EXERCISE DESCRIPTION — The expected output is the data itself, duplicated in full.
===== SOURCE INFORMATION =====
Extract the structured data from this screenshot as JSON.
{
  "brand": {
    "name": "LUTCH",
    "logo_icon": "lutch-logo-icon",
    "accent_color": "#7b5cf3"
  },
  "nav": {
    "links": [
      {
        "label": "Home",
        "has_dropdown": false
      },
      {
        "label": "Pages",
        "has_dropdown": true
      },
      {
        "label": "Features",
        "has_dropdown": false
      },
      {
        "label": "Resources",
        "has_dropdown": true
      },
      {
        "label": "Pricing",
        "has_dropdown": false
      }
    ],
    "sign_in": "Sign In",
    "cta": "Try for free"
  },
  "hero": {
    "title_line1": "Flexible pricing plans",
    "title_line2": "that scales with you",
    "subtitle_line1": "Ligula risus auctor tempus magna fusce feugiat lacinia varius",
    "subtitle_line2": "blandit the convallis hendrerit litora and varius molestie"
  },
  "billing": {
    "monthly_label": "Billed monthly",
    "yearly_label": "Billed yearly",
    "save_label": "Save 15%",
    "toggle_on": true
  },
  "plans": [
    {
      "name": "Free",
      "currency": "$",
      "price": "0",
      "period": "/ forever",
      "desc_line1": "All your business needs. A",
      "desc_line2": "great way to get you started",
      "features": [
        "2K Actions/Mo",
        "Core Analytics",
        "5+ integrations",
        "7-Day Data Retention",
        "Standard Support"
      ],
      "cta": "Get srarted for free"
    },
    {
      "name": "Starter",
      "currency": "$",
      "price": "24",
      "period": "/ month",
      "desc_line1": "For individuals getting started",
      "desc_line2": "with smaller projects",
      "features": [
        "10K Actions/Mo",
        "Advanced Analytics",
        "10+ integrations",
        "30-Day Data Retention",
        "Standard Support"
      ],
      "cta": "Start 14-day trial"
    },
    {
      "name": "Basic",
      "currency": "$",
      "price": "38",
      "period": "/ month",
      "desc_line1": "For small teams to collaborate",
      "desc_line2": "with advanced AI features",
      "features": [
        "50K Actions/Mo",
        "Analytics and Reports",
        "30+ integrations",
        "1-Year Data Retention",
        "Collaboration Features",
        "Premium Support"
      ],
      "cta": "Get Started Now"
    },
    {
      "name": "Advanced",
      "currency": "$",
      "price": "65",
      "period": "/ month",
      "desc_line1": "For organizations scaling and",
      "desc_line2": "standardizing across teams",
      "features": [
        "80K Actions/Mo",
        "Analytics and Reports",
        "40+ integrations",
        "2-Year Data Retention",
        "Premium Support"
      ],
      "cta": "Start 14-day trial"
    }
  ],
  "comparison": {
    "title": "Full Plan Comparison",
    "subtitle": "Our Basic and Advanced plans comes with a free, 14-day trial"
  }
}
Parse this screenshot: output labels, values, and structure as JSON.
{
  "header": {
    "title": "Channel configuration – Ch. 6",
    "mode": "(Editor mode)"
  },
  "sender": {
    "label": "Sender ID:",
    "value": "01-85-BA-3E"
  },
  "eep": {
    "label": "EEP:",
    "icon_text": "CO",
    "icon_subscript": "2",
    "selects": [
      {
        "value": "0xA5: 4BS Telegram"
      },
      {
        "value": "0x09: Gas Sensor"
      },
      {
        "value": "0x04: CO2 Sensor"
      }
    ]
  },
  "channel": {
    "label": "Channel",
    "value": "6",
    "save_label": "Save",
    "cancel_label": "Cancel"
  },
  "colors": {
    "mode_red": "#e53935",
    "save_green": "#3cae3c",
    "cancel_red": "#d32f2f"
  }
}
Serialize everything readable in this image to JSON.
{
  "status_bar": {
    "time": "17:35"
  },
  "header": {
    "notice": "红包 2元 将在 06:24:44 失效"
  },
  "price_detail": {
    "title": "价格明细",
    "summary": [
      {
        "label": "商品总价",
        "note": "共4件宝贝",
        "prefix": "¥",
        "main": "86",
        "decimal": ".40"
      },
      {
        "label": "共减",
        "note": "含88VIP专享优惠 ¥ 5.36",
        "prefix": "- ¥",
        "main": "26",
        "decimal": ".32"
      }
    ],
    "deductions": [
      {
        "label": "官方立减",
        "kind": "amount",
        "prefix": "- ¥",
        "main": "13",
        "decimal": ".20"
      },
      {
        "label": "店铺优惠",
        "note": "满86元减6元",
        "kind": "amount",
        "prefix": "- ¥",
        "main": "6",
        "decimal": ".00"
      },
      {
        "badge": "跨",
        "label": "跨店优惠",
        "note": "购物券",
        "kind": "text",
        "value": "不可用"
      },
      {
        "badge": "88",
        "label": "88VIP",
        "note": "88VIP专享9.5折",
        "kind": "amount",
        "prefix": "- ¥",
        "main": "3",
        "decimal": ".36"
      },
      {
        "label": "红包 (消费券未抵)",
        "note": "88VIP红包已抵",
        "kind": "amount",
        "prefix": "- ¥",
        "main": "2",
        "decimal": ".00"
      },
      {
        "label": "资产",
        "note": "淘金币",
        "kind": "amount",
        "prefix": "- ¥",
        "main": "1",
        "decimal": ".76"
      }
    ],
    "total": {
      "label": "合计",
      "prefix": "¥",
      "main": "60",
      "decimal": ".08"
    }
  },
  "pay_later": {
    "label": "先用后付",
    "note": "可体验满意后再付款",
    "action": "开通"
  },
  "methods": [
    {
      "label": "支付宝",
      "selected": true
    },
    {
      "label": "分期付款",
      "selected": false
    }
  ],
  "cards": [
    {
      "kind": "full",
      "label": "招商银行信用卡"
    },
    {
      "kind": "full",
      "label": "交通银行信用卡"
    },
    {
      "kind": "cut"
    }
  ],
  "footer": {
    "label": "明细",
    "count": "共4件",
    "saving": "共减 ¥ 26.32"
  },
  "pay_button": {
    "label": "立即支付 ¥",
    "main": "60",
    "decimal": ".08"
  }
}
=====
SOLUTION TO THE EXERCISE —
Extract the structured data from this screenshot as JSON.
{
  "brand": {
    "name": "LUTCH",
    "logo_icon": "lutch-logo-icon",
    "accent_color": "#7b5cf3"
  },
  "nav": {
    "links": [
      {
        "label": "Home",
        "has_dropdown": false
      },
      {
        "label": "Pages",
        "has_dropdown": true
      },
      {
        "label": "Features",
        "has_dropdown": false
      },
      {
        "label": "Resources",
        "has_dropdown": true
      },
      {
        "label": "Pricing",
        "has_dropdown": false
      }
    ],
    "sign_in": "Sign In",
    "cta": "Try for free"
  },
  "hero": {
    "title_line1": "Flexible pricing plans",
    "title_line2": "that scales with you",
    "subtitle_line1": "Ligula risus auctor tempus magna fusce feugiat lacinia varius",
    "subtitle_line2": "blandit the convallis hendrerit litora and varius molestie"
  },
  "billing": {
    "monthly_label": "Billed monthly",
    "yearly_label": "Billed yearly",
    "save_label": "Save 15%",
    "toggle_on": true
  },
  "plans": [
    {
      "name": "Free",
      "currency": "$",
      "price": "0",
      "period": "/ forever",
      "desc_line1": "All your business needs. A",
      "desc_line2": "great way to get you started",
      "features": [
        "2K Actions/Mo",
        "Core Analytics",
        "5+ integrations",
        "7-Day Data Retention",
        "Standard Support"
      ],
      "cta": "Get srarted for free"
    },
    {
      "name": "Starter",
      "currency": "$",
      "price": "24",
      "period": "/ month",
      "desc_line1": "For individuals getting started",
      "desc_line2": "with smaller projects",
      "features": [
        "10K Actions/Mo",
        "Advanced Analytics",
        "10+ integrations",
        "30-Day Data Retention",
        "Standard Support"
      ],
      "cta": "Start 14-day trial"
    },
    {
      "name": "Basic",
      "currency": "$",
      "price": "38",
      "period": "/ month",
      "desc_line1": "For small teams to collaborate",
      "desc_line2": "with advanced AI features",
      "features": [
        "50K Actions/Mo",
        "Analytics and Reports",
        "30+ integrations",
        "1-Year Data Retention",
        "Collaboration Features",
        "Premium Support"
      ],
      "cta": "Get Started Now"
    },
    {
      "name": "Advanced",
      "currency": "$",
      "price": "65",
      "period": "/ month",
      "desc_line1": "For organizations scaling and",
      "desc_line2": "standardizing across teams",
      "features": [
        "80K Actions/Mo",
        "Analytics and Reports",
        "40+ integrations",
        "2-Year Data Retention",
        "Premium Support"
      ],
      "cta": "Start 14-day trial"
    }
  ],
  "comparison": {
    "title": "Full Plan Comparison",
    "subtitle": "Our Basic and Advanced plans comes with a free, 14-day trial"
  }
}
Parse this screenshot: output labels, values, and structure as JSON.
{
  "header": {
    "title": "Channel configuration – Ch. 6",
    "mode": "(Editor mode)"
  },
  "sender": {
    "label": "Sender ID:",
    "value": "01-85-BA-3E"
  },
  "eep": {
    "label": "EEP:",
    "icon_text": "CO",
    "icon_subscript": "2",
    "selects": [
      {
        "value": "0xA5: 4BS Telegram"
      },
      {
        "value": "0x09: Gas Sensor"
      },
      {
        "value": "0x04: CO2 Sensor"
      }
    ]
  },
  "channel": {
    "label": "Channel",
    "value": "6",
    "save_label": "Save",
    "cancel_label": "Cancel"
  },
  "colors": {
    "mode_red": "#e53935",
    "save_green": "#3cae3c",
    "cancel_red": "#d32f2f"
  }
}
Serialize everything readable in this image to JSON.
{
  "status_bar": {
    "time": "17:35"
  },
  "header": {
    "notice": "红包 2元 将在 06:24:44 失效"
  },
  "price_detail": {
    "title": "价格明细",
    "summary": [
      {
        "label": "商品总价",
        "note": "共4件宝贝",
        "prefix": "¥",
        "main": "86",
        "decimal": ".40"
      },
      {
        "label": "共减",
        "note": "含88VIP专享优惠 ¥ 5.36",
        "prefix": "- ¥",
        "main": "26",
        "decimal": ".32"
      }
    ],
    "deductions": [
      {
        "label": "官方立减",
        "kind": "amount",
        "prefix": "- ¥",
        "main": "13",
        "decimal": ".20"
      },
      {
        "label": "店铺优惠",
        "note": "满86元减6元",
        "kind": "amount",
        "prefix": "- ¥",
        "main": "6",
        "decimal": ".00"
      },
      {
        "badge": "跨",
        "label": "跨店优惠",
        "note": "购物券",
        "kind": "text",
        "value": "不可用"
      },
      {
        "badge": "88",
        "label": "88VIP",
        "note": "88VIP专享9.5折",
        "kind": "amount",
        "prefix": "- ¥",
        "main": "3",
        "decimal": ".36"
      },
      {
        "label": "红包 (消费券未抵)",
        "note": "88VIP红包已抵",
        "kind": "amount",
        "prefix": "- ¥",
        "main": "2",
        "decimal": ".00"
      },
      {
        "label": "资产",
        "note": "淘金币",
        "kind": "amount",
        "prefix": "- ¥",
        "main": "1",
        "decimal": ".76"
      }
    ],
    "total": {
      "label": "合计",
      "prefix": "¥",
      "main": "60",
      "decimal": ".08"
    }
  },
  "pay_later": {
    "label": "先用后付",
    "note": "可体验满意后再付款",
    "action": "开通"
  },
  "methods": [
    {
      "label": "支付宝",
      "selected": true
    },
    {
      "label": "分期付款",
      "selected": false
    }
  ],
  "cards": [
    {
      "kind": "full",
      "label": "招商银行信用卡"
    },
    {
      "kind": "full",
      "label": "交通银行信用卡"
    },
    {
      "kind": "cut"
    }
  ],
  "footer": {
    "label": "明细",
    "count": "共4件",
    "saving": "共减 ¥ 26.32"
  },
  "pay_button": {
    "label": "立即支付 ¥",
    "main": "60",
    "decimal": ".08"
  }
}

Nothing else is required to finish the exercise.